One possible answer is lack of competition. Dr. Sokwoo Rhee, Associate Director of Cyber-Physical Systems and former Presidential Innovation Fellow at National Institute of Standards and Technology, offers his view: “Countries like Singapore and Seoul have a very high density of Internet-savvy people living in relatively small areas. Many of these people are not afraid of switching carriers in the blink of an eye. In the U.S., a lot of areas have only one or two choices of Internet Service Providers. So even if people want to switch, they usually don’t have a lot of choices.”
Let’s look at an emerging market, the Internet of Things (IoT), where everything is connected and exchanging information: cars, air conditioners, blood pressure cuffs, traffic patterns, disaster relief, all with embedded sensors connected to the Internet. All this data can be analyzed… lives can be saved, time can be managed more efficiently, pollution can be reduced and on and on. It will have a huge positive effect on consumers and society. It will find solutions to the biggest social issues of the day.
But will the United States’ deployment of IoT be as slow as its Internet speed? Will our lack of leadership affect interoperability, functionality and hinder a new standard?
Dr. Rhee thinks the government needs to go beyond the “carrot-and-stick” approach:
“Government has traditionally played the role in carrot (funding) and stick (regulation) in technology. In IoT, the landscape is changing faster than ever and fragmentation is too severe – which leaves great opportunity for the third role of the government – providing a playground that these technologies and stakeholders can rapidly test and compare the results of real-world examples. Essentially the government can play an important role of ‘accelerator’ for the development and adoption of interoperability, standards, and functionalities. SmartAmerica Challenge and Global City Teams Challenge are great examples to show how the government can work together with industry and academia to make it happen.”
Though it may seem primarily a technology initiative, leadership in IoT will require close collaboration between technologies, business models, and policies, because IoT is an “enabler” of many different sectors. The IoT technology would be much more powerful if closely coupled with sustainable business models and policies.
So pay attention policymakers.
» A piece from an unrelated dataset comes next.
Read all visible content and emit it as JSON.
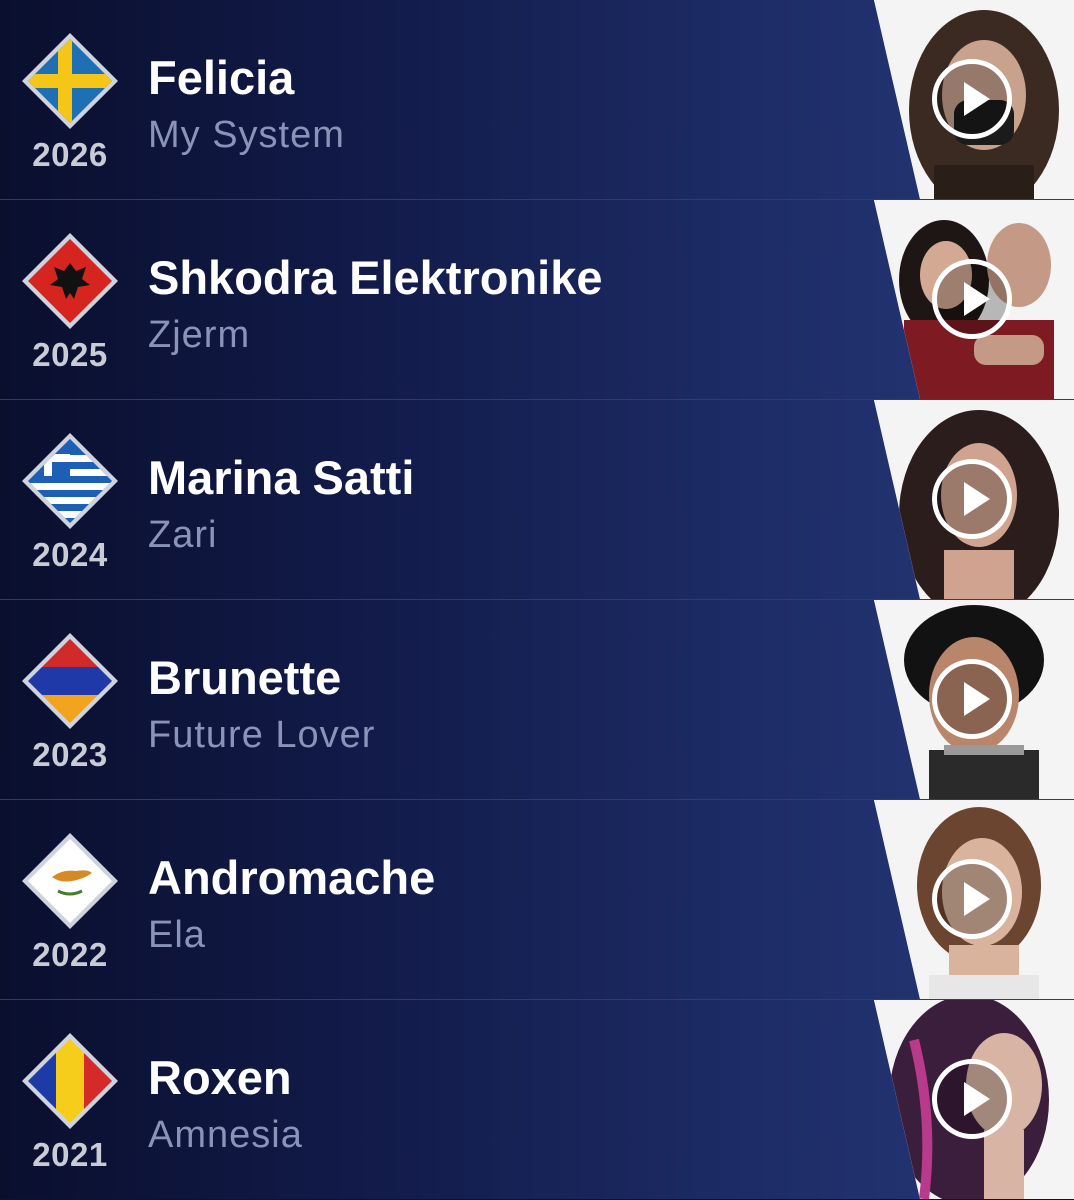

Our Internet infrastructure is crawling, but we have a second chance to go beyond the carrot and the stick. Time to start a playground!